The final version of the Articles sent to the states for ratification in late 1777 contains the sentence "The Stile of this Confederacy shall be'The United States of America'". In June 1776, Thomas Jefferson wrote the phrase "UNITED STATES OF AMERICA" in all capitalized letters in the headline of his "original Rough draught" of the Declaration of Independence; this draft of the document did not surface unti
Perry North (Pittsburgh)
Perry North is a neighborhood in Pittsburgh, Pennsylvania, USA's north city area. It lies within zip codes 15212 and 15214, has representation on Pittsburgh City Council by the council member for District 1; the highest elevation in Pittsburgh is 1,370 feet at the Brashear Reservoir at the top of Observatory Hill. The Pittsburgh Bureau of fire houses 34 Engine in Perry North. Observatory Hill was part of Allegheny City. Since Allegheny City's annexation to the city of Pittsburgh in 1907, the Observatory Hill district has expanded and is home to nearly 14,000 residents; the neighborhood has stately homes, a business district, Riverview Park, the Allegheny Observatory. Perry North has six borders, five with the Pittsburgh neighborhoods of Brighton Heights to the west, Summer Hill to the east and northeast, Northview Heights to the southeast, Perry South to the south, Marshall-Shadeland to the southwest; the other border is with Ross Township to the north. Interactive Pittsburgh Neighborhoods Map Observatory Hill community website List of Pittsburgh neighborhoods
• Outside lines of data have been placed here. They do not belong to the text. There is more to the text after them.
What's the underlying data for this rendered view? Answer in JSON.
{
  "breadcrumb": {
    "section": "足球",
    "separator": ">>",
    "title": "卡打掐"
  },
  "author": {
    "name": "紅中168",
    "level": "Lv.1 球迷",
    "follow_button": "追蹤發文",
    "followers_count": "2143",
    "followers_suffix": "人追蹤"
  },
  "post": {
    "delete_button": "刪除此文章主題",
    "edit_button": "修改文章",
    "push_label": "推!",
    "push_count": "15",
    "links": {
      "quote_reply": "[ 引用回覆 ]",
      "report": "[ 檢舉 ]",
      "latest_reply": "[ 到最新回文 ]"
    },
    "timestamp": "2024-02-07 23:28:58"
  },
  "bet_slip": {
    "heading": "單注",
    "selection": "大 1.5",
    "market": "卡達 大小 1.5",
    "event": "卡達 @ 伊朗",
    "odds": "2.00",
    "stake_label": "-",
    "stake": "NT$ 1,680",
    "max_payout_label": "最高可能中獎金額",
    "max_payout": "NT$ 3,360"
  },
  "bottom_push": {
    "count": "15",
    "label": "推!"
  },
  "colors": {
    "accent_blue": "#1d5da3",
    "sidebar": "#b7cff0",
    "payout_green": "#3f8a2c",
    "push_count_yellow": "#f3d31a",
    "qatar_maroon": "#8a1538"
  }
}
West End Bridge (Pittsburgh)
The West End Bridge is a steel bowstring arch bridge over the Ohio River in Pittsburgh, Pennsylvania one mile below the confluence of the Allegheny and Monongahela Rivers. The bridge was built from 1930 to 1932 by the American Bridge Company and the Foundation Company and was the world's first to use tied-arch technology on a large scale, it connects the West End to the Chateau neighborhood on the North Side of Pittsburgh. The bridge was placed on the National Register of Historic Places in 1979, the List of Pittsburgh History and Landmarks Foundation Historic Landmarks in 2001; as of 2016, the bridge and its surrounding approaches are undergoing some major reconstruction. The Riverlife Task Force conducted a competition in the spring of 2006 to design a pedestrian bridge across the Ohio attached to the West End Bridge; the goal of the competition was to create an iconic architectural element which ties both shore neighborhoods with the waterfronts while eliminating the need for pedestrians to cross traffic lanes and empty lots.
Photos of the West End Bridge Bridges portal Pennsylvania portal Pittsburgh portal Bridges of Pittsburgh List of bridges documented by the Historic American Engineering Record in Pennsylvania List of crossings of the Ohio River Media related to West End Bridge at Wikimedia Commons Historic American Engineering Record No. PA-96, "West End-North Side Bridge, Spanning Ohio River 1 mile downstream from confluence of Monongahela & Allegheny rivers, Allegheny County, PA", 50 photos, 19 data pages, 5 photo caption pages pghbridges.com